La Femme Nikita – I was an addict. As one of those cultish I-only-have-three-fans kind of shows (being Canadian and all), La Femme Nikita was broadcast during the week at some lame hour close to midnight. Late night TV is no deterrent to an addict. The wait was worth it – I’d fall asleep in maths class (big gaping yawn) the next day anyway – a couple extra hours wasn’t going to kill my schooling.

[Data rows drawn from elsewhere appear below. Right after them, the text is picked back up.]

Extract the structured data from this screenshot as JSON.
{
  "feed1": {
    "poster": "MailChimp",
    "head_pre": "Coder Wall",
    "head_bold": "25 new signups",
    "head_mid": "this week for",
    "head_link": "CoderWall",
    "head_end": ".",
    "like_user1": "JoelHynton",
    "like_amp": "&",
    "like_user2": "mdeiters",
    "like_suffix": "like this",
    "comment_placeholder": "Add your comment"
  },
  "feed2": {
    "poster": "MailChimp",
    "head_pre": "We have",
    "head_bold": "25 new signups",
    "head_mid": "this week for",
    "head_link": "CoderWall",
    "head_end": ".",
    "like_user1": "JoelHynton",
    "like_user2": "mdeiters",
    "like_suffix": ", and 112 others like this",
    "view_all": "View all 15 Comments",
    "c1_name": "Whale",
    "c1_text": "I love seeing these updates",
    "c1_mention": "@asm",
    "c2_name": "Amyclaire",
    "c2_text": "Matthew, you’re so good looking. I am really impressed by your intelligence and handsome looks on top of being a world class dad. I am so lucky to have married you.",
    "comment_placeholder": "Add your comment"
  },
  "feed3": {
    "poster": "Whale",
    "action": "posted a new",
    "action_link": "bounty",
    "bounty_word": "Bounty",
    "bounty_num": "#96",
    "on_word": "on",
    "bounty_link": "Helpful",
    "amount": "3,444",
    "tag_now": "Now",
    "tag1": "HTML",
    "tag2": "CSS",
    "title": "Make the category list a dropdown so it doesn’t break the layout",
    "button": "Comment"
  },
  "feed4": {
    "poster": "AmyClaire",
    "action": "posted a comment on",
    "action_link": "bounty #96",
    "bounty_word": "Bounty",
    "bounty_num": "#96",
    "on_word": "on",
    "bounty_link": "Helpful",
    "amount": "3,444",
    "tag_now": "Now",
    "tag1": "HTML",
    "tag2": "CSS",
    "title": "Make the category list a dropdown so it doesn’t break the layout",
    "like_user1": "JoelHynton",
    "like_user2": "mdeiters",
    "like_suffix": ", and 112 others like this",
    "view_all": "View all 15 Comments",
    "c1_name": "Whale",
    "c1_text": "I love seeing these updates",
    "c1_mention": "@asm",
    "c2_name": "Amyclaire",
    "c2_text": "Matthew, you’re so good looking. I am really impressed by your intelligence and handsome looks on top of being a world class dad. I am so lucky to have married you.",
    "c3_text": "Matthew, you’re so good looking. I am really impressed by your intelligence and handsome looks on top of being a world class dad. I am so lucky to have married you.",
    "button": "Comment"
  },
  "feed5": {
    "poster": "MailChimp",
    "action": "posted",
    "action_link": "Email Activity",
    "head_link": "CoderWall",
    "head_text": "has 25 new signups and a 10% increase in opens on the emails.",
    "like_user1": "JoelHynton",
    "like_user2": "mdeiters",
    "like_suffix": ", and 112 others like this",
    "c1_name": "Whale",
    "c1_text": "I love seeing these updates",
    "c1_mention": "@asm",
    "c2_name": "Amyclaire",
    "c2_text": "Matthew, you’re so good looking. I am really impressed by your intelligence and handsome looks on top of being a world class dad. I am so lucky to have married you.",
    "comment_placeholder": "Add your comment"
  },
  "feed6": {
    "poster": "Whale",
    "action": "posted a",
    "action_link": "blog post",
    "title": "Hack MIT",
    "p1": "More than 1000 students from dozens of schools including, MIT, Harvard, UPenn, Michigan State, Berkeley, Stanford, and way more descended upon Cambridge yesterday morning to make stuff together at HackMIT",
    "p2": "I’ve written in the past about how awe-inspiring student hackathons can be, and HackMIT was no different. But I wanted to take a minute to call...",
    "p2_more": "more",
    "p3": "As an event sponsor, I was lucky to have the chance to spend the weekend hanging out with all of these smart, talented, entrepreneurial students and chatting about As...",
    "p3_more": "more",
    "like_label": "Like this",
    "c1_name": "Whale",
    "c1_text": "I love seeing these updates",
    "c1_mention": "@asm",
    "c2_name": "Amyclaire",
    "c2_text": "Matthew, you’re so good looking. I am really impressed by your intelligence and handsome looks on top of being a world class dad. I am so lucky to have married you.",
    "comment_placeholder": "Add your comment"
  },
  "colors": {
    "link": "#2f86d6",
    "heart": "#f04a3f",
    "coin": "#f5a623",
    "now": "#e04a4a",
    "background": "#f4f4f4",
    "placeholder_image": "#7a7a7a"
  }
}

The television series was based on the French filmNikita by Luc Besson and was adapted for television by Joel Surnow. It ran for four and one-third television seasons – (1997-2001). The story’s protagonist is Nikita, a homeless woman who, whilst roaming the streets, finds herself in the wrong place at the wrong time and is accused of murdering a police officer and sentenced to life in prison. She later finds out that the whole incident was a set-up. Nikita supposedly commits suicide in prison but is in fact recruited to Section 1 – an elite, top secret, counterterrorism unit – where she is transformed into a highly skilled assassin. Nikita, although morally conflicted about the job she is forced into, has no option but to carry out Section’s ruthless orders under threat of death, aka “cancellation.” Nikita’s personal struggle to maintain her integrity becomes primary conflict of the series.
Along the way, various ethical questions are raised, similar to the kind provoked by blockbuster series 24, concerning the paradoxical nature of a counterterrorist unit. Do the means always justify the end? Is one death justifiable if many are prevented? Nikita’s unwavering belief in a kind of moral absolutism (as opposed to Section One’s prescribed philosophy of situational ethics) consistently and coherently motivates the underlying dramatic plot conflicts in the majority of the episodes. Nikita is Jack Bauer’s ethical antithesis.
The show is figuratively dark. Although classed as an action/drama, reliving big budget action flicks is not the point of this series; nuance is the art of La Femme Nikita. Well scripted dialogue and subtle acting drive the show’s heightened intensity. The action sequences are realistic but the interaction between characters is what makes the show utterly mesmerising. Nothing is ever as it seems, characters are difficult to decipher and big brother is always watching. The show’s low-key lighting, stark use of light and shadow, unusual camera placement, intriguing angles, extreme close up shots (especially poignant during pauses in dialogue and reactive pauses) create a style reminiscent of film noir. The dictatorial, uncompromising nature of Section elicits the neo-noir style of film in plot and theme as Nikita experiences identity crises (memory issues and delusions) as a consequence of brain washing, which in turn creates a subjective confusion – the distinction between reality and fantasy is often jaded by Nikita’s state of mind.
And then there is Michael…
Ten long years later, I re-watched La Femme Nikita and was as engrossed as I was the first time. So, what makes a decade-old television show as awesome as it was… a decade ago? Three simple words: Michael and Nakita.
Their relationship is transfixing.
Blonde bombshell Peta Wilson plays Nikita with a complicated assimilation of badass aggression and naïve vulnerability. She is fierce but simultaneously moral and empathetic. Mysterious Michael, played by French hottie Roy Dupuis, is a delicious enigma who is slowly unwrapped and deciphered as the show develops. Ultimately, after a very long and emtional wait (on the part of the audience), Michael and Nikita’s love transforms into a passionate romance that is as subtle as it is severe and bitterly agonising. It all ends woefully – both characters survive the whirlwind that is Section but fate dictates their separation. It’s pure, unadulterated tragedy. The chemistry between Michael and Nikita is, for lack of a more interesting cliché, electric. They sizzle on screen and their diabolical interaction is riveting.
Definitely one of the hottest series couples ever!